After five months traveling through South America, I can say that I have seen the craziest things of my life on this continent. Like, for example, the real-life oasis of Huacachina, Peru.
Before getting here, I had no idea that there is an enormous desert in Peru. After driving through it for more than 40 hours in combined bus rides over the last three weeks, I started to figure most of the country was desert. I was surprised when through my research I discovered it’s only a mere 10%, and that 10% happens to be the 1,550 mile stretch along the coast that I drove through from Ecuador down to Huacachina. Even more surprising: half of Peru’s population live in this 10% of coastal desert (Lima is located there).
It is in this stretch that we find the real life oasis of Huacachina. The pictures I’d seen circulating on the internet of this little phenomenon are what inspired me to go there, but still, it’s one of those things you truly have to see to believe.
It was with those intentions that I boarded a bus to Ica, the closest big city to this oasis. Over the course of the six hour journey we saw many glimpses of what was to come: little shanty towns and cities built right into the dunes: an incredible thing to witness. Every roof is flat as rain is never ever an issue there (it is for this reason that Northern Peru was so devastated by recent heavy rainfalls. They are completely unprepared for wet weather).
Ica itself is a city of nearly 250,000 people built on top of a desert. When you arrive to the bus terminal of Ica, you take a fifteen minute taxi ride for 8 sole ($2.50) to Huacachina.

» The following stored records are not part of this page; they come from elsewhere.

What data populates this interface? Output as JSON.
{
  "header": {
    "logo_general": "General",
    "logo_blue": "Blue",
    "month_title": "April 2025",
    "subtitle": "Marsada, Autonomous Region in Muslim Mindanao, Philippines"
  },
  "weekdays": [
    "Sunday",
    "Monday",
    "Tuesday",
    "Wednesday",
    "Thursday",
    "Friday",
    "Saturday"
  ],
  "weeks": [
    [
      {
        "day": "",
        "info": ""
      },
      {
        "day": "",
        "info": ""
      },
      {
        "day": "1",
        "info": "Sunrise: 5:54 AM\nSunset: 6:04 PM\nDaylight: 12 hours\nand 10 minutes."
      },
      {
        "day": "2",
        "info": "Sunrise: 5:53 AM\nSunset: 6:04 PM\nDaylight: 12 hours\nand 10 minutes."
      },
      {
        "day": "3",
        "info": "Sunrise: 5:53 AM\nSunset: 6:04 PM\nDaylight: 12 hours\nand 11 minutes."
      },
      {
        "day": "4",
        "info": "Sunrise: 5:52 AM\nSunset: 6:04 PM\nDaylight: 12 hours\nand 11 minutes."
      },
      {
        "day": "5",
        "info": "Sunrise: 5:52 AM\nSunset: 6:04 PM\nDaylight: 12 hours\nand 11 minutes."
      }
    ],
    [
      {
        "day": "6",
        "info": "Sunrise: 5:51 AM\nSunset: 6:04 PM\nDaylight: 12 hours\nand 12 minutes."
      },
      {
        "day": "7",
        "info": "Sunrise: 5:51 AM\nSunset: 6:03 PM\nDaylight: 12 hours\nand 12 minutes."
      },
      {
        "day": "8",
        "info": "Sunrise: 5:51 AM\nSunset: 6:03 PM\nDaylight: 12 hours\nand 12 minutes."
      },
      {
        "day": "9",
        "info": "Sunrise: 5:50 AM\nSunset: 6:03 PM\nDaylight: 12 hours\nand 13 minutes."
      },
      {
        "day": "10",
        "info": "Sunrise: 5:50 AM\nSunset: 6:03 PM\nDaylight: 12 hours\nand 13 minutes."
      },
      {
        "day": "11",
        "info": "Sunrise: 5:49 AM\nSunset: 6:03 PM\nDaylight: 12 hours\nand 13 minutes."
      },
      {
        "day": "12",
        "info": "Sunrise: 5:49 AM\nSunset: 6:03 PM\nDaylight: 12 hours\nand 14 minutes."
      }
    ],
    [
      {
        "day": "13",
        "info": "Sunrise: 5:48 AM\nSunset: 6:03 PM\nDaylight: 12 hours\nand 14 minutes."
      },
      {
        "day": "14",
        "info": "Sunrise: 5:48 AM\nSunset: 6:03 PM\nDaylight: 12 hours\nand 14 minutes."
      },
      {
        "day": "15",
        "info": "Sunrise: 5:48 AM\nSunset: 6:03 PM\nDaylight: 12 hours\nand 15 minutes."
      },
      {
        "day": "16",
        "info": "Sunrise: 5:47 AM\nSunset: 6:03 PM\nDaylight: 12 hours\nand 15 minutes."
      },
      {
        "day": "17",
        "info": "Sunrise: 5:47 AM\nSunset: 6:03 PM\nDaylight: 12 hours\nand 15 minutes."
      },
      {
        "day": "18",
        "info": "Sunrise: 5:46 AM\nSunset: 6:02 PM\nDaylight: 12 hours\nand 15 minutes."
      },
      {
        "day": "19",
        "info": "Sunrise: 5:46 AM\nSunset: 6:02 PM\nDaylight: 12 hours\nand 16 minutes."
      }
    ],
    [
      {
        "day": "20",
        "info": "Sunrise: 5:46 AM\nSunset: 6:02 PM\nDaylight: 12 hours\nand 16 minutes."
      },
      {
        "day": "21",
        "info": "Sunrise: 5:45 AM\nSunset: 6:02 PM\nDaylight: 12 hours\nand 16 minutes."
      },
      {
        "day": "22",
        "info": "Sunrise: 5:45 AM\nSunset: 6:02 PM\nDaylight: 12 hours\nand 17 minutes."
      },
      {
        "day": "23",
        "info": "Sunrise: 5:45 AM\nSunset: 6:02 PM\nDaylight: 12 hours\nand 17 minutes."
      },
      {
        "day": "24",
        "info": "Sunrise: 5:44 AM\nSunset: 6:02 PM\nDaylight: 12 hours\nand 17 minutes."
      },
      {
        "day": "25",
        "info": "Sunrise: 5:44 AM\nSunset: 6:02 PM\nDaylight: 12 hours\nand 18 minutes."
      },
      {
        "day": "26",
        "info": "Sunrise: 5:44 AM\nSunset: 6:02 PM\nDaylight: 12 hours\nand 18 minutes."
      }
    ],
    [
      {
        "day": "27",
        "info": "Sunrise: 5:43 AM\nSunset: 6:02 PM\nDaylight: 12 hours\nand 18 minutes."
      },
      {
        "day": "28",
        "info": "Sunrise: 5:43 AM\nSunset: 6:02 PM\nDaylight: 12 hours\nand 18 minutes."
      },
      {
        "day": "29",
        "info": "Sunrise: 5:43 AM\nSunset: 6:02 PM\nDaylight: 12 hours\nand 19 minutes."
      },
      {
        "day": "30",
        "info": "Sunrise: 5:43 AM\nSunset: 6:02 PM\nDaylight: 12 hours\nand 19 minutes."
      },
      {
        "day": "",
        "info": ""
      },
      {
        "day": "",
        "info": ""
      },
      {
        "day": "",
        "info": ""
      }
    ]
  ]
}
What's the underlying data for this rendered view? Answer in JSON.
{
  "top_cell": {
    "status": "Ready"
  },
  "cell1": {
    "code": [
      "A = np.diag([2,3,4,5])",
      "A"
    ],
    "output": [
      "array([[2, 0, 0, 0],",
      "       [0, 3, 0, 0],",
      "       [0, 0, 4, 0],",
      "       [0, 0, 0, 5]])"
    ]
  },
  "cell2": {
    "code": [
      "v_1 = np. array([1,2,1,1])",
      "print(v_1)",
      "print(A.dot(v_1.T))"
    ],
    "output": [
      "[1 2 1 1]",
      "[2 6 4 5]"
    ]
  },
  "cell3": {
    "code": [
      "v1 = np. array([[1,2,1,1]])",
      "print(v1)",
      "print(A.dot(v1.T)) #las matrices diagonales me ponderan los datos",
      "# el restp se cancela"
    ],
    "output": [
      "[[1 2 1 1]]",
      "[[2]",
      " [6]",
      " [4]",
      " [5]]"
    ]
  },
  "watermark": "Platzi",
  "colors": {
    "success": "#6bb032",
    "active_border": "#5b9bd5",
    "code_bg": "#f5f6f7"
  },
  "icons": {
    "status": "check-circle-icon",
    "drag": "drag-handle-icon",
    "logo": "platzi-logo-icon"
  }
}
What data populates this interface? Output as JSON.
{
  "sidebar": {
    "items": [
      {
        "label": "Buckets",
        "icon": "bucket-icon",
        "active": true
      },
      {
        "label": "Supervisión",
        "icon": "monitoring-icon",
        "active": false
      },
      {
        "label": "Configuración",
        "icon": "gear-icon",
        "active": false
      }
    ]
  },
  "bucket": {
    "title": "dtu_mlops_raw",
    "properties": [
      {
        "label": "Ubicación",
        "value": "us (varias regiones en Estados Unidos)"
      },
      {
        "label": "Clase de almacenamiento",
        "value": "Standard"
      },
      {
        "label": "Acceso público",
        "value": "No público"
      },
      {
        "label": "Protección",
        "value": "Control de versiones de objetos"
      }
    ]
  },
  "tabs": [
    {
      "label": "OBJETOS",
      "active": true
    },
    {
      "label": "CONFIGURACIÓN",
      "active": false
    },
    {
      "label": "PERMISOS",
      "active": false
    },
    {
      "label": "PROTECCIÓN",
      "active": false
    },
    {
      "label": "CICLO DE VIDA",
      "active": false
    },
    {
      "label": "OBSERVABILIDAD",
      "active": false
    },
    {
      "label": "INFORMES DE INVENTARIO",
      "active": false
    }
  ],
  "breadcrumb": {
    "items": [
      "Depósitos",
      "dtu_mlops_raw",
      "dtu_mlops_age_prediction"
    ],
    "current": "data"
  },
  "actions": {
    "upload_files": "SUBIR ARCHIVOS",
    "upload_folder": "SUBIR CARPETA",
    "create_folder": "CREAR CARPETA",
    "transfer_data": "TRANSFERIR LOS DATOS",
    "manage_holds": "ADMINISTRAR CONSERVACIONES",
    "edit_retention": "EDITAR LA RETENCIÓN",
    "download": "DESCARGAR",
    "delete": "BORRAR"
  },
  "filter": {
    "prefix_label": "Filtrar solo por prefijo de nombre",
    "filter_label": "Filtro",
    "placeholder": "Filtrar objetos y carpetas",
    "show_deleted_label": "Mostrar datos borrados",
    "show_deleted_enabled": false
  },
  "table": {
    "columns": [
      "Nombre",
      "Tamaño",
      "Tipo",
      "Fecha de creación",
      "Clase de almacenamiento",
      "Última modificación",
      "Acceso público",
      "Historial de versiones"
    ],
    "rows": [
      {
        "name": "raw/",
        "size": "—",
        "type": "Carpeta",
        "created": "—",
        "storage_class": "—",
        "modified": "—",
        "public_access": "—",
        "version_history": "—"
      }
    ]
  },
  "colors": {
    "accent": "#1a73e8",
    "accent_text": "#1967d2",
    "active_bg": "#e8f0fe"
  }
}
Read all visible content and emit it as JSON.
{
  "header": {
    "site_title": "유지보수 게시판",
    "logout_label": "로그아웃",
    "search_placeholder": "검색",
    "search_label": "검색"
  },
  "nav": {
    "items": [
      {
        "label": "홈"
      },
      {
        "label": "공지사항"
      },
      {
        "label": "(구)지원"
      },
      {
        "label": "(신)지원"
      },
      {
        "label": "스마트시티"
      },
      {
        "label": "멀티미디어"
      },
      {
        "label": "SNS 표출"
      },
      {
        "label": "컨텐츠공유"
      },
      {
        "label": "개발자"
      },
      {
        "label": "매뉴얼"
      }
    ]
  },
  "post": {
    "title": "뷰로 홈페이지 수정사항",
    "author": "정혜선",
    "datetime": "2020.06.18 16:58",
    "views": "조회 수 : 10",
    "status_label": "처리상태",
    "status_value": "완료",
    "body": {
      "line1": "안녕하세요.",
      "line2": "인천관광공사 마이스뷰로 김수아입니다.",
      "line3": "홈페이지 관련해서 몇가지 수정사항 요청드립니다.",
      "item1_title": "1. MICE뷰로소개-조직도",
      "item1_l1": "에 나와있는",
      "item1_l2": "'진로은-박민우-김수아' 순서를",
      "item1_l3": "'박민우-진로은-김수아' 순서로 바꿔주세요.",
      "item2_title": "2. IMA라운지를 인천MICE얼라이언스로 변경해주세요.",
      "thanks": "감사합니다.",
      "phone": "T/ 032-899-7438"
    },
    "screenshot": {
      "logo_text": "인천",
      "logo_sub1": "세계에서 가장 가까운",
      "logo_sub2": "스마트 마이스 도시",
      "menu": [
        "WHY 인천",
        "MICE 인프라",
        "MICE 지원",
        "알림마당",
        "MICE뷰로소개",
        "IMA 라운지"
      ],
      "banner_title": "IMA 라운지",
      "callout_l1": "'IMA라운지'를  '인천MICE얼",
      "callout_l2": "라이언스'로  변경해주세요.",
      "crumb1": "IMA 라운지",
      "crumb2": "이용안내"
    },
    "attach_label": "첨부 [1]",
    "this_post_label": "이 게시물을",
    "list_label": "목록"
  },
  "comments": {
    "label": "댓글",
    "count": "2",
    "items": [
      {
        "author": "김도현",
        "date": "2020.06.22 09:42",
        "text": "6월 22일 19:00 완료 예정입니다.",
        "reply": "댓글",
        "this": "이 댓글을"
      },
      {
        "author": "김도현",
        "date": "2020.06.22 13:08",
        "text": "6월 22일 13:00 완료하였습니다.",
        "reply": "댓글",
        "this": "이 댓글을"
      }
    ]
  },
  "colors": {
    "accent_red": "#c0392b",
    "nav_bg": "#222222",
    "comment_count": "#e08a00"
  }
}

The lake that Huacachina is built around is completely natural, but the town around it only has about 100 residents and exists solely for tourism. Naturally, a real-life desert oasis has become a big hit with the tourists and it recieves around tens of thousands of visitors a year; Peruvians and foreigners alike.
The oasis itself is planted in the midst of miles and miles of enormous sand dunes as far as the eye can see. Legend has it that a mermaid inhabits the lake and moves the dunes around every night, so each day they are in a different position.
Given the unique terrain surrounding it, the other big things to do at the oasis are dune buggy tours and sand-boarding. For just 30 sole or $10 you can go on an hour long dune buggy joyride that takes you racing over and around the enormous sand dunes, with a few stops to try your hand at sand boarding (or sand sledding, like I did).
I would like to meet the engineer who fashioned this vehicle, that can whip over enormous piles of sand like it’s nothing. The ride was more of an adrenaline rush than any roller coaster I’ve ever been on, and the hills are ringing with the screams of tourists getting their thrills in the dune buggy.
The driver will stop at a few dunes of varying sizes to let you try sand boarding. I saw way more people falling then actually sand boarding down the dunes, and as I wasn’t particularly fond of the idea of tumbling down a mountain of burning hot sand I rode it like a toboggan instead. It was awesome.
That’s pretty much it for what there is to do in Huacachina though, unless you want to try paragliding which also looked very fun:
More than a night here is not necessary; if that. I would recommend staying in the city of Ica and going into Huacachina for the day; you can do everything you want to do in one day there and go back to Ica for reasonably priced food and accommodation afterwards. As you might expect prices at the oasis are inflated. You’re stranded in the desert, after all. They can charge whatever they want. One thing’s for sure though, Huacachina is not to be missed on anyone’s Peru itinerary. In fact you could even do it as a day trip from Lima if you’re strapped for time, it’s so close, so there’s no excuse. Just another crazy cool, uniquely South American experience.